Merry Christmas! This post is my entry into the Tots100/Little Tikes 12 Days of Christmas competitions. I don't normally do these things, but when I read the topic, I realised that I did have a very special favourite Christmas memory that I wanted to write about...
There is no way to describe my childhood Christmases other than 'magical'. That is truly what they were.
Christmas Eve day always started so slowly, with the last calendar door opened and the last bit of candle burned down, and then the excitement gathered momentum as it drew towards evening and we bundled into the car to make the half hour drive to our rural church. It was always bitterly cold on 24th December in Scotland, and our breath made little clouds in the frosty air as we held hands and walked up the dark road into the packed church. Inside, the warmth of old friends and familiar carols filled our hearts. On the way home, we sang some more, and looked for the lights of Santa's sleigh in the sky.
Christmas morning itself was filled with exclamations of, 'He's been!' and three children scrambling into bleary eyed parents' bed and unpacking stockings that were bulging with interesting little parcels. Afterwards, mum or dad would shuffle through in a dressing gown to put the kettle on while the rest of us happily munched chocolate for breakfast and played with our little toys.
Later there would be piles of presents under the Christmas tree - our family was not a rich one and never got into debt, yet every year the pile of gifts seemed bigger than ever.
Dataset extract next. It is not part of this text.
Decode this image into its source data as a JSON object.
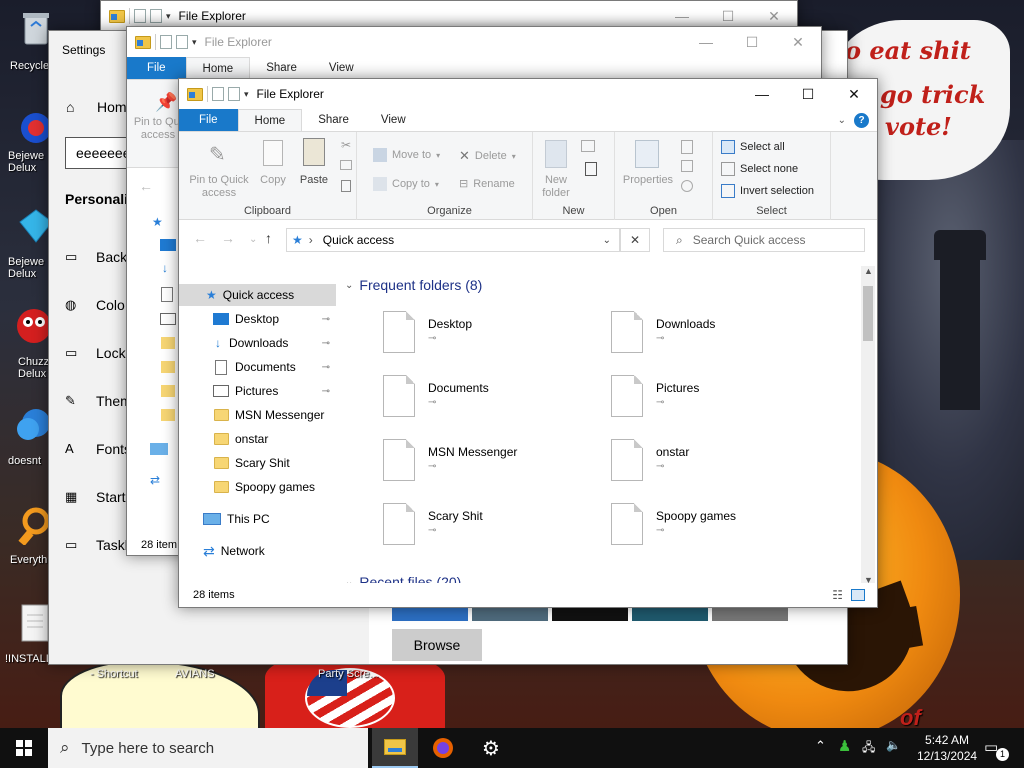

A family meal would follow - turkey with all the trimmings - and afterwards, an enforced and bracing Christmas walk. The year I got the bright red dolls' pram, I walked out proudly, imaging that everyone in our little village was looking on enviously.
Those were the years that I experienced the magic.
The years that followed, I call the between-magic years. Something changed. Something to do with being a teenager, perhaps. A bit to do with my parents' acrimonious divorce and subsequently someone missing from around the Christmas tree. I don't want to sound ungrateful, because I know that my now-single mother worked incredibly hard to make Christmas for three teenagers, and I did enjoy it, but I remember saying a little discontentedly, 'I don't feel very Christmassy'. Then there was the year that even my mum's Christmas determination couldn't fight the chemo-induced lung infection that took hold of her, and we hung around feeling scared as the cheerful doctor visited on Christmas day to prescribe heavy duty antibiotics and say that he didn't mind visiting a bit, as there was no good Christmas TV on anyway.
I grew to accept that although spending time with family and receiving thoughtful gifts is always very special, that sparkle-feeling is something that is a part of childhood, and that I had left it behind.
As a new mother, those first couple of Christmases were joyful, in a very warm, calm and content kind of way. Holding my baby on Christmas Day, I knew there was nothing in the way of Christmas magic that could ever compete with this deeper magic. I had something far more precious than anything that could be contained by pretty patterned paper.
But then.... then came the Christmas when my son was three years old. That year my wish list was totally empty, as we had been joined by baby Eilidh, my longed-for daughter, the previous January.
Christmas morning came, and when Arran, aware of the proceedings for the first time, squealed excitedly, 'He's been!' something stirred in me.
Pulling the interestingly shaped little parcels out of his stocking, he came to a rectangular one, and opened it. His face when he saw that Santa had really read his letter and brought him a harmonica - the joy in his little face - suddenly filled my whole heart and soul with the biggest sensation of Christmas magic I've ever experienced. Those few minutes are my favourite Christmas memory, and that's when I realised:
That Christmas magic you feel as a child - that's just the first part. When you're done being a magic-receiver, it doesn't mean that the Christmas magic is over, it means that it's time to switch teams and that you're ready to become a magic-maker.
I feel every little bit of excitement in my children's voices, faces and eyes and, through them, I am blessed to experience that anticipation and wonder all over again, as our home fills with the Christmas magic that I help to create for them.